    icon
icon Worldwideicon
Contact

Destination Details

Salzburg, Austria

Salzburg’s ‘Wunderkind’ – Wolfgang Amadeus Mozart – was born in what is known as the ‘Hagenauer House’ at no. 9 Getreidegasse on the 27th January 1756. He lived there with his sister ‘Nannerl’ and his parents until 1773. Mozart’s ‘Geburtshaus’ now houses a museum open all year round. Leopold and Anna Maria Mozart lived on the third floor of the ‘Hagenauer House’ at no. 9 Getreidegasse for a total of 26 years, from 1747 to 1773. The house was named after its owner, the merchant, purveyor of spices and friend of the Mozart family, Johann Lorenz Hagenauer. On the 27th January 1756 it became the birthplace of the now world famous Wolfgang Amadeus Mozart.

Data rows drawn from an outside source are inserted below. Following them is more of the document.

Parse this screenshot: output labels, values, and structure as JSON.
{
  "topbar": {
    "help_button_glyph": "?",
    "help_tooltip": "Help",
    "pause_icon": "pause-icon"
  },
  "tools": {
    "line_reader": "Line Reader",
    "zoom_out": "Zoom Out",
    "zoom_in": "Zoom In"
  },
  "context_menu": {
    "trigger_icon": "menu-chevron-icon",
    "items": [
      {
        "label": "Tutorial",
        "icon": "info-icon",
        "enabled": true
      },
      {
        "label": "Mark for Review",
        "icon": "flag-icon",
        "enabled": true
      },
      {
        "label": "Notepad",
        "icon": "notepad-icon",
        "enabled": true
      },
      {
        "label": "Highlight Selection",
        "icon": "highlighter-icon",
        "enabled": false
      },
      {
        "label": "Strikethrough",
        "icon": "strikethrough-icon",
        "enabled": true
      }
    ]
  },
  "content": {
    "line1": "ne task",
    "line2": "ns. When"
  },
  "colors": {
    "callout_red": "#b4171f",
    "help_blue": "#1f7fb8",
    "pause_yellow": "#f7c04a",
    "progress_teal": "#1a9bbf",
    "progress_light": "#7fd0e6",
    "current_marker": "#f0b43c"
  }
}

In 1880 the International Mozarteum Foundation set up the first museum in Mozart’s ‘Geburtshaus’. Over the decades it has undergone a systematic process of remodelling and expansion and it is now a place of cultural interest that attracts thousands of visitors to Salzburg from all over the world. Mozart’s ‘Geburtshaus’ has earned its status as one of the most frequently visited sights and places of interest in Austria.
Mozart’s ‘Geburtshaus’ guides guests through the original rooms in which the Mozart family lived and presents a range of artefacts, including historical instruments, documents, keepsakes and mementos, and the majority of the portraits painted during his lifetime. One such example is the unfinished oil portrait painted by Mozart’s brother-in-law Joseph Lange in 1789 – ‘Wolfgang Amade Mozart at the piano’. Among the most famous exhibits are Mozart’s childhood violin, his clavichord, portraits and letters belonging to the Mozart family. The musical instruments exhibited in Mozart’s Geburtshaus were passed on from Mozart’s widow, Constanze Nissen, through her sons Carl Thomas and Franz Xaver Wolfgang, and are now owned by the International Mozarteum Foundation.

Check out more destinations